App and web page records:
○ ○ ○ ○ ○

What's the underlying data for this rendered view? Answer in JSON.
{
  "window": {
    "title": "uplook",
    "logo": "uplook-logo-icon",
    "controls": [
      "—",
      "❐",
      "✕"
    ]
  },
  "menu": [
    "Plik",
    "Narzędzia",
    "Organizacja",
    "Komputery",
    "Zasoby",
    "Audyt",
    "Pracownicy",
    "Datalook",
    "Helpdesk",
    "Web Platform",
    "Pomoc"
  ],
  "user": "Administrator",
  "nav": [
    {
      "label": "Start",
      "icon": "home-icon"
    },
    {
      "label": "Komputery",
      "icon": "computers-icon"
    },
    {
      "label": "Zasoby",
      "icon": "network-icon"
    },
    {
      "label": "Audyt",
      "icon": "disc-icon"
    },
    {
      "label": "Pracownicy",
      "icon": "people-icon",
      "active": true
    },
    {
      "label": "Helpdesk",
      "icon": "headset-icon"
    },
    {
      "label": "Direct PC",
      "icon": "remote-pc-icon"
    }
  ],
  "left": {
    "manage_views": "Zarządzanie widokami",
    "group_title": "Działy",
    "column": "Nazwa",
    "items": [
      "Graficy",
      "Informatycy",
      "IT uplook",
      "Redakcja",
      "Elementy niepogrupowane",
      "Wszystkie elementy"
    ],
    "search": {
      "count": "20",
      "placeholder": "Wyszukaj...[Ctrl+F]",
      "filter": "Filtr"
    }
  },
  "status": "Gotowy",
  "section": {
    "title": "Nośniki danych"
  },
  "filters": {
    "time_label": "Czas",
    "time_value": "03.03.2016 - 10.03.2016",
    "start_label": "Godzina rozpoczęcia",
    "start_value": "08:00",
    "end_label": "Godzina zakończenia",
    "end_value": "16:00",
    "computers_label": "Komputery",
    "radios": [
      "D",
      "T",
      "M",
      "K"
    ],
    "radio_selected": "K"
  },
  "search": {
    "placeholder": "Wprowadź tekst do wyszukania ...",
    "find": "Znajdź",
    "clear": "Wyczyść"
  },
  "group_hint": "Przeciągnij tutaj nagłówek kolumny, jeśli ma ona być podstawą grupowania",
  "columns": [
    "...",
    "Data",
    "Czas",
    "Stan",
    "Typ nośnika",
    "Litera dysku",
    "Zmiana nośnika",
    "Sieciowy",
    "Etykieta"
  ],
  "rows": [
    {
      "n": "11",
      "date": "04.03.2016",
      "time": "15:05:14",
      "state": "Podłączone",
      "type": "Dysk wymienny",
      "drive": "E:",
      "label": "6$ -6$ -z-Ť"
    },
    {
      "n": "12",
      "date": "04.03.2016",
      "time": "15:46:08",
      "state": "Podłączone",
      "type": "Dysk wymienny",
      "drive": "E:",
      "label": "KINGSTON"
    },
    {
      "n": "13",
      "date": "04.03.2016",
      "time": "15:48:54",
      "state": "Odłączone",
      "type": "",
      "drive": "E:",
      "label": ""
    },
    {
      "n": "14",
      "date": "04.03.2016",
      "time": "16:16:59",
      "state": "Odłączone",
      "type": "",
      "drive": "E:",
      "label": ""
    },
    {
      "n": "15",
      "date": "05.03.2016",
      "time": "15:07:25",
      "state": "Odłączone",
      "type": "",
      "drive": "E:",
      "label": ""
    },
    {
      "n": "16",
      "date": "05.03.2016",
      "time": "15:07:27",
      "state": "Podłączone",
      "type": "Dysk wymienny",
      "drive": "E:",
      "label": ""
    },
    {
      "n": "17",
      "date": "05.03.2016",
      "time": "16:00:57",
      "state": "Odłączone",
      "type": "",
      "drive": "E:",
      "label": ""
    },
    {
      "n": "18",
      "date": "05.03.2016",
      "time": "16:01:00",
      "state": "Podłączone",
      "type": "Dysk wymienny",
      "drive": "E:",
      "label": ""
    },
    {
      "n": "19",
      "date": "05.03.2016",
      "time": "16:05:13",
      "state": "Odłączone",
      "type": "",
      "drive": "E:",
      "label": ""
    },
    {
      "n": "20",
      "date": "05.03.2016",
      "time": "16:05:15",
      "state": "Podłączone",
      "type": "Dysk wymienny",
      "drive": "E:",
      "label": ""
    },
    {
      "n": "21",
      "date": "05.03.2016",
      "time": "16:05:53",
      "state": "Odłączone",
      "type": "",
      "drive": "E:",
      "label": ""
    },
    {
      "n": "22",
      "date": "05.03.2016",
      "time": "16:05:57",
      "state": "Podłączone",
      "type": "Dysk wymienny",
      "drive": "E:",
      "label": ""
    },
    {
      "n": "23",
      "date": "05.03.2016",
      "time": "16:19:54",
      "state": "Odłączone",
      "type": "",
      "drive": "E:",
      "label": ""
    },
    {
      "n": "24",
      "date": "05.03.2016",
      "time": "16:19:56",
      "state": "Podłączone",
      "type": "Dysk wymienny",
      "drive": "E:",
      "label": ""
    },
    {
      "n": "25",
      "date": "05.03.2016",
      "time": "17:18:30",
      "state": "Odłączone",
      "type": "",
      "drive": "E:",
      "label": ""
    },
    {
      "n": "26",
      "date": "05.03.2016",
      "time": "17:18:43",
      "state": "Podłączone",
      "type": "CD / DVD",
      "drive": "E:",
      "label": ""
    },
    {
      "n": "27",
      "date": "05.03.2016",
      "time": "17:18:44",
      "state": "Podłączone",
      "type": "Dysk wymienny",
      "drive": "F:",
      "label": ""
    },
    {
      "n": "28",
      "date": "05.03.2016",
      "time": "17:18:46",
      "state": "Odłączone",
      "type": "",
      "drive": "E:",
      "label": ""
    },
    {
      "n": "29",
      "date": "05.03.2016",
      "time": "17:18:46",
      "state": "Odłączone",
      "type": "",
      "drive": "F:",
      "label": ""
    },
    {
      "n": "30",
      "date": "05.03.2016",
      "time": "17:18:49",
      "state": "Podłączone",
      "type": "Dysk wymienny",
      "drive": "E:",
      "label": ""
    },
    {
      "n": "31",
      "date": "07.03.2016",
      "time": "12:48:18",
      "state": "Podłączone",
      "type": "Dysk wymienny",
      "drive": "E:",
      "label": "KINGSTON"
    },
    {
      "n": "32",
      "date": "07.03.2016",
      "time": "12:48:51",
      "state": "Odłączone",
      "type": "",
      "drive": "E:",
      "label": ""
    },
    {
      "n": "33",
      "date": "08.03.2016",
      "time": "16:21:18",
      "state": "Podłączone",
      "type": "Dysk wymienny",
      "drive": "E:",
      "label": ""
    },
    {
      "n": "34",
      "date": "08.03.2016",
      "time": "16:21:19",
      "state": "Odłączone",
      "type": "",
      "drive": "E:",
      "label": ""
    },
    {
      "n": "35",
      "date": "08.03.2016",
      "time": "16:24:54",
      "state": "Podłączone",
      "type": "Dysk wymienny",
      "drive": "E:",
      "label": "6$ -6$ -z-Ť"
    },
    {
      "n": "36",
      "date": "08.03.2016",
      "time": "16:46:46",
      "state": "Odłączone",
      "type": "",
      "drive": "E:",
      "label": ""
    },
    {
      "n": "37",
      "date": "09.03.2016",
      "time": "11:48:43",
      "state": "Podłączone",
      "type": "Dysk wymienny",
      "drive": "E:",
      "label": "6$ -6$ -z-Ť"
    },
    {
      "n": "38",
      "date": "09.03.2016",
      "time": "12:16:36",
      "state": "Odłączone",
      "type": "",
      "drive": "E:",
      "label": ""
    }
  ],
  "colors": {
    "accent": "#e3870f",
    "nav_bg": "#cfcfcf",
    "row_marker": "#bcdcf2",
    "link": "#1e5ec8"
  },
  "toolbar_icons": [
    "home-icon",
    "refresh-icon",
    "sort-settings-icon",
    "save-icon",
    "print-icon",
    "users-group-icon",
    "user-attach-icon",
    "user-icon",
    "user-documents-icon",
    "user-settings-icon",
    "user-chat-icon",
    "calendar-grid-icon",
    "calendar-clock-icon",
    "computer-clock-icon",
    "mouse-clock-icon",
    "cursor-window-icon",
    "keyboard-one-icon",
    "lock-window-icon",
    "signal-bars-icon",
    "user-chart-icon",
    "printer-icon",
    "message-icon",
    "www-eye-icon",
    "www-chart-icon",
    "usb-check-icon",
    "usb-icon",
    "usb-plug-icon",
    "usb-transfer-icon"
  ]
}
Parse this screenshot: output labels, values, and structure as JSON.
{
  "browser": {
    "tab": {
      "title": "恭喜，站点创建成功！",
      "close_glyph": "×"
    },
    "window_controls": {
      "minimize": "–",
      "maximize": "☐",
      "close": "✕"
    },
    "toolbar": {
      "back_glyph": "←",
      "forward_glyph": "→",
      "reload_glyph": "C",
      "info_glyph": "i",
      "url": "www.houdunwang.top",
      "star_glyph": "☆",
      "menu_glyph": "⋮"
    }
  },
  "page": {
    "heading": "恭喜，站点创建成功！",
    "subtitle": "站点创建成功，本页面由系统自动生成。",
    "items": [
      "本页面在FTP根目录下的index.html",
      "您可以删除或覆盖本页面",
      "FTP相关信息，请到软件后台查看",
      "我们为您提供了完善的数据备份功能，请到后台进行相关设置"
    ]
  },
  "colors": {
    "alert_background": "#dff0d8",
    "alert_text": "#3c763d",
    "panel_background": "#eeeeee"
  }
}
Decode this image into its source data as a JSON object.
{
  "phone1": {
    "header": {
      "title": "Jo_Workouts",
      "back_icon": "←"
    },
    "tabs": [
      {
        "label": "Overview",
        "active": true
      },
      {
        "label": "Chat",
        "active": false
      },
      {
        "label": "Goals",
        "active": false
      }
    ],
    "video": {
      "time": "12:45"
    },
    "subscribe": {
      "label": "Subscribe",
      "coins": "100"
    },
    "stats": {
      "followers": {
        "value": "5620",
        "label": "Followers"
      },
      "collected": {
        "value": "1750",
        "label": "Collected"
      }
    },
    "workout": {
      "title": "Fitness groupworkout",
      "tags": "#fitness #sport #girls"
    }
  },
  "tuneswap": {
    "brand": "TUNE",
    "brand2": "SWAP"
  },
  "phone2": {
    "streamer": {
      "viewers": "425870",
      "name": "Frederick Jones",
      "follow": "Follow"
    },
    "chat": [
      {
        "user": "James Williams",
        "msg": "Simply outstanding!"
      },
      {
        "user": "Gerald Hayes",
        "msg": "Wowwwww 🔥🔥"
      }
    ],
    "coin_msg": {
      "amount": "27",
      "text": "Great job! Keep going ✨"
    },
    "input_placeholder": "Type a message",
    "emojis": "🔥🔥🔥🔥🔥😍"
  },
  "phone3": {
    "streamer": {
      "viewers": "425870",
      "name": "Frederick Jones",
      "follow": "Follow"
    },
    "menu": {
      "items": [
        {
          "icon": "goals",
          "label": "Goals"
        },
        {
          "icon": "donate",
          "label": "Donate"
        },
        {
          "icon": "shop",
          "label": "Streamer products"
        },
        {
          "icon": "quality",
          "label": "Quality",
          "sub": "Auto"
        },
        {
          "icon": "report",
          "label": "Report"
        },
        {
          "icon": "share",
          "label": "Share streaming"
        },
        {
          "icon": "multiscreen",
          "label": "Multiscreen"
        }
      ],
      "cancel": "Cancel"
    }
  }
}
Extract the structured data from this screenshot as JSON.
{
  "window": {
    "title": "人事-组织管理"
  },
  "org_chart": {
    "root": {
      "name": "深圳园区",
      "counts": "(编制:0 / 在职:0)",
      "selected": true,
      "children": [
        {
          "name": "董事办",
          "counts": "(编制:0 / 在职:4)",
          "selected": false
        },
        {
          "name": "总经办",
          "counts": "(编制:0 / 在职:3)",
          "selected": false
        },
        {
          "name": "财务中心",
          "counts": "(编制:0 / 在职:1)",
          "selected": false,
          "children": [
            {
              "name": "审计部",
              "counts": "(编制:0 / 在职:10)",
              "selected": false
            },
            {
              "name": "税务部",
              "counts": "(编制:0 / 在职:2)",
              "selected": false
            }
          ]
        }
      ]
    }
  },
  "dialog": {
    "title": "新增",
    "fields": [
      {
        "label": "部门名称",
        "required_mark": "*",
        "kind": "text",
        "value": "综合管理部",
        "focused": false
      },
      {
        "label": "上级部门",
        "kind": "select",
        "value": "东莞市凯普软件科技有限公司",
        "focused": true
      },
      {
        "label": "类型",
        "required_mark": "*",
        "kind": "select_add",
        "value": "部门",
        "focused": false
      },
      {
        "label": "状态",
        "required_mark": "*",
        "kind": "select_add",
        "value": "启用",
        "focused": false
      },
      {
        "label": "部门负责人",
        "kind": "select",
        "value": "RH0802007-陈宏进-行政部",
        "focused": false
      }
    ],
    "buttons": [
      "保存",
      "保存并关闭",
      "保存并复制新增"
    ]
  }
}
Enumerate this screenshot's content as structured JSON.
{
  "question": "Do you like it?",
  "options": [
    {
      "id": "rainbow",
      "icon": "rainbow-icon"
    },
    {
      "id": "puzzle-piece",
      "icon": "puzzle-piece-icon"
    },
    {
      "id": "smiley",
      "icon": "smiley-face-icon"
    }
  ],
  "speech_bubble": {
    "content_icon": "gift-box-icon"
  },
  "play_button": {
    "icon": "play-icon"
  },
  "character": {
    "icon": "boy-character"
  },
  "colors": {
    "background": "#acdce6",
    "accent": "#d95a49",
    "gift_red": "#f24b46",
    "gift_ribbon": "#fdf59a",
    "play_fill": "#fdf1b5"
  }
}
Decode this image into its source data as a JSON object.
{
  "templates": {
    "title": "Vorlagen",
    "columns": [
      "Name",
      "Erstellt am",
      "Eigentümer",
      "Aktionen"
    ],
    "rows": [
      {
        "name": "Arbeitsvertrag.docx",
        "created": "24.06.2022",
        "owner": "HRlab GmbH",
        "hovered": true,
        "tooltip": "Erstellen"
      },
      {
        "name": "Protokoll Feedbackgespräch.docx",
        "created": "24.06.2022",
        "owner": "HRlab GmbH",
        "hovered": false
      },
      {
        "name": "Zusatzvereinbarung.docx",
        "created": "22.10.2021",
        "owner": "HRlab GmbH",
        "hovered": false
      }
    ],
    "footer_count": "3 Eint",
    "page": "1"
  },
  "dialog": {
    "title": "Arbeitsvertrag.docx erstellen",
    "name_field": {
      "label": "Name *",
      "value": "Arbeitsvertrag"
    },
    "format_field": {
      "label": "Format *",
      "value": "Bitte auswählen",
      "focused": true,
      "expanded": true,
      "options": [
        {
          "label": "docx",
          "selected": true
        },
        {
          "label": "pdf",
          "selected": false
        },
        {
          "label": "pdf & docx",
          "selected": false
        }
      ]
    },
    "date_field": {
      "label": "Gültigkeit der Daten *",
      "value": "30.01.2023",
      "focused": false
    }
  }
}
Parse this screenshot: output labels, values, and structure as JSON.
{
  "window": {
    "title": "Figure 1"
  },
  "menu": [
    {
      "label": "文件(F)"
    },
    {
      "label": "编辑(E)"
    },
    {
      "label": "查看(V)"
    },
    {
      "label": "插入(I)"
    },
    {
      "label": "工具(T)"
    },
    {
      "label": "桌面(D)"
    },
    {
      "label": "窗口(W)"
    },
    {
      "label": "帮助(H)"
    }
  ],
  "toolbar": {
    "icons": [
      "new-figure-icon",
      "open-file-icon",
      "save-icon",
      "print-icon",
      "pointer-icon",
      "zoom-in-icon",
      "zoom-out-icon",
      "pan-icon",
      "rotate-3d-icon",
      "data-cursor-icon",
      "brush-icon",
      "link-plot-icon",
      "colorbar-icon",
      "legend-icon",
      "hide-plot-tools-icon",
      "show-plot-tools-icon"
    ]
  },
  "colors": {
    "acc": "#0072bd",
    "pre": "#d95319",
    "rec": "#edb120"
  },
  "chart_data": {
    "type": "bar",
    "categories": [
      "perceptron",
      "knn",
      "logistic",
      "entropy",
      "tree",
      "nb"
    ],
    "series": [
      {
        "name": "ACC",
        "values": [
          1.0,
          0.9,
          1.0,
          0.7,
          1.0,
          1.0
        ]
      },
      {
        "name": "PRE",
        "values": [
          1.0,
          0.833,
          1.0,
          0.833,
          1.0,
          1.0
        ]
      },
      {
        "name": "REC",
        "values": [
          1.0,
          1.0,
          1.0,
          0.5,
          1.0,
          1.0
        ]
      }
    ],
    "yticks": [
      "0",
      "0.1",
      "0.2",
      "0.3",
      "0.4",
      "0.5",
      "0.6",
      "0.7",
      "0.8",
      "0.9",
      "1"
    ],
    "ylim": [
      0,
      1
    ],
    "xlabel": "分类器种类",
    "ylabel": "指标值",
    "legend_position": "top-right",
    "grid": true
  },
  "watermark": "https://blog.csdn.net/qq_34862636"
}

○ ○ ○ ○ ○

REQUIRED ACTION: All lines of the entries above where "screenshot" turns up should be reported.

ANSWER TO THIS PROBLEM:
Parse this screenshot: output labels, values, and structure as JSON.
Extract the structured data from this screenshot as JSON.
Enumerate this screenshot's content as structured JSON.
Parse this screenshot: output labels, values, and structure as JSON.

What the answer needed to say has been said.